● WHAT YOU HAVE TO DO
Which of the lines below contain the string "Worksheet"? Copy each one.
▼
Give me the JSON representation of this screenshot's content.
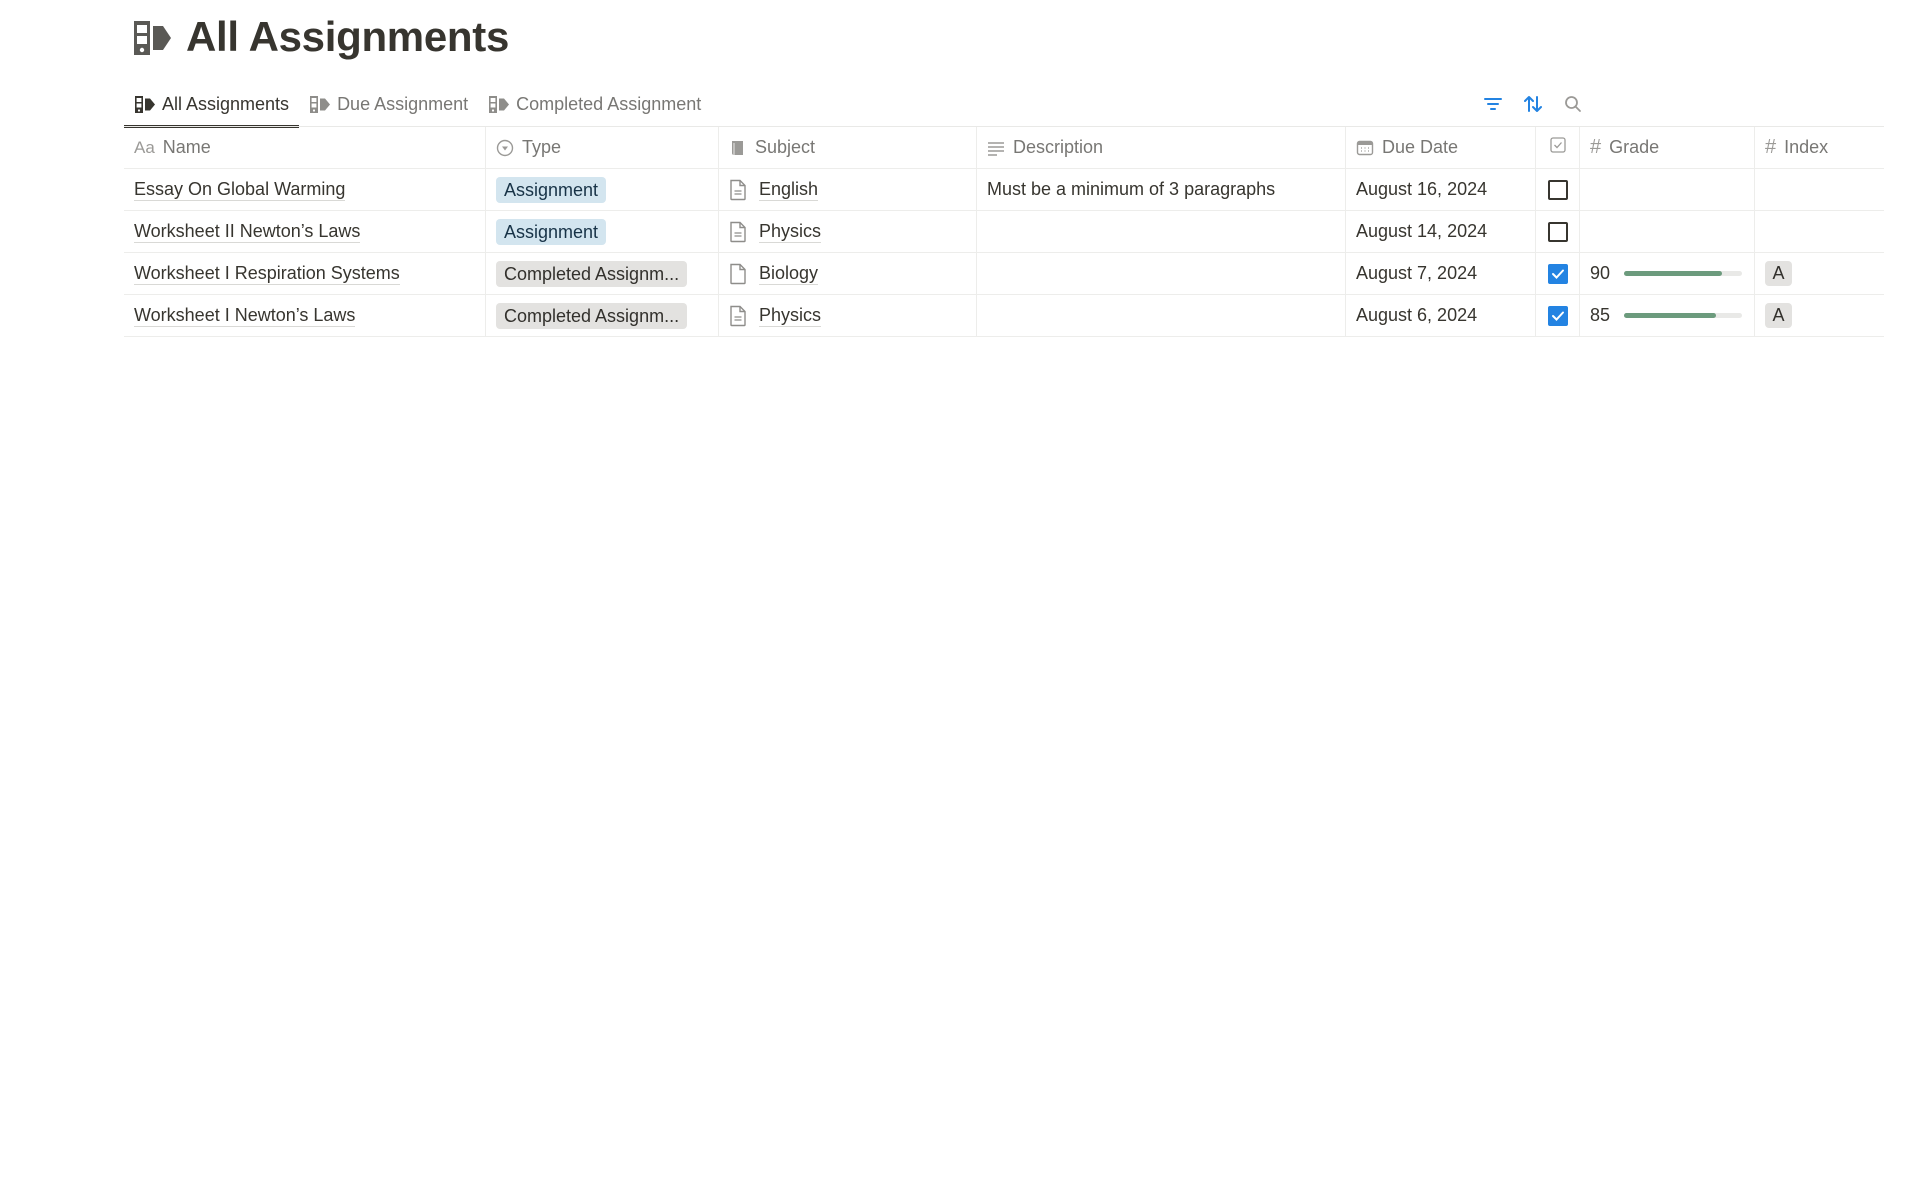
{
  "page": {
    "title": "All Assignments",
    "icon": "assignment-icon"
  },
  "tabs": [
    {
      "label": "All Assignments",
      "active": true
    },
    {
      "label": "Due Assignment",
      "active": false
    },
    {
      "label": "Completed Assignment",
      "active": false
    }
  ],
  "toolbar": {
    "filter_icon": "filter-icon",
    "sort_icon": "sort-icon",
    "search_icon": "search-icon",
    "accent": "#2383e2"
  },
  "table": {
    "columns": [
      {
        "key": "name",
        "label": "Name",
        "icon": "text-icon",
        "icon_text": "Aa"
      },
      {
        "key": "type",
        "label": "Type",
        "icon": "select-icon"
      },
      {
        "key": "subject",
        "label": "Subject",
        "icon": "relation-icon"
      },
      {
        "key": "description",
        "label": "Description",
        "icon": "text-lines-icon"
      },
      {
        "key": "due_date",
        "label": "Due Date",
        "icon": "calendar-icon"
      },
      {
        "key": "done",
        "label": "",
        "icon": "checkbox-icon"
      },
      {
        "key": "grade",
        "label": "Grade",
        "icon": "number-icon"
      },
      {
        "key": "index",
        "label": "Index",
        "icon": "number-icon"
      }
    ],
    "rows": [
      {
        "name": "Essay On Global Warming",
        "type": "Assignment",
        "type_color": "blue",
        "subject": "English",
        "description": "Must be a minimum of 3 paragraphs",
        "due_date": "August 16, 2024",
        "done": false,
        "grade": "",
        "grade_percent": null,
        "index": ""
      },
      {
        "name": "Worksheet II Newton’s Laws",
        "type": "Assignment",
        "type_color": "blue",
        "subject": "Physics",
        "description": "",
        "due_date": "August 14, 2024",
        "done": false,
        "grade": "",
        "grade_percent": null,
        "index": ""
      },
      {
        "name": "Worksheet I Respiration Systems",
        "type": "Completed Assignm...",
        "type_color": "gray",
        "subject": "Biology",
        "description": "",
        "due_date": "August 7, 2024",
        "done": true,
        "grade": "90",
        "grade_percent": 90,
        "index": "A"
      },
      {
        "name": "Worksheet I Newton’s Laws",
        "type": "Completed Assignm...",
        "type_color": "gray",
        "subject": "Physics",
        "description": "",
        "due_date": "August 6, 2024",
        "done": true,
        "grade": "85",
        "grade_percent": 85,
        "index": "A"
      }
    ]
  },
  "colors": {
    "check_blue": "#2383e2",
    "progress_green": "#6c9b7d",
    "tag_blue_bg": "#d3e5ef",
    "tag_gray_bg": "#e3e2e0"
  }
}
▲
● RESULT BELOW
        "name": "Worksheet II Newton’s Laws",
        "name": "Worksheet I Respiration Systems",
        "name": "Worksheet I Newton’s Laws",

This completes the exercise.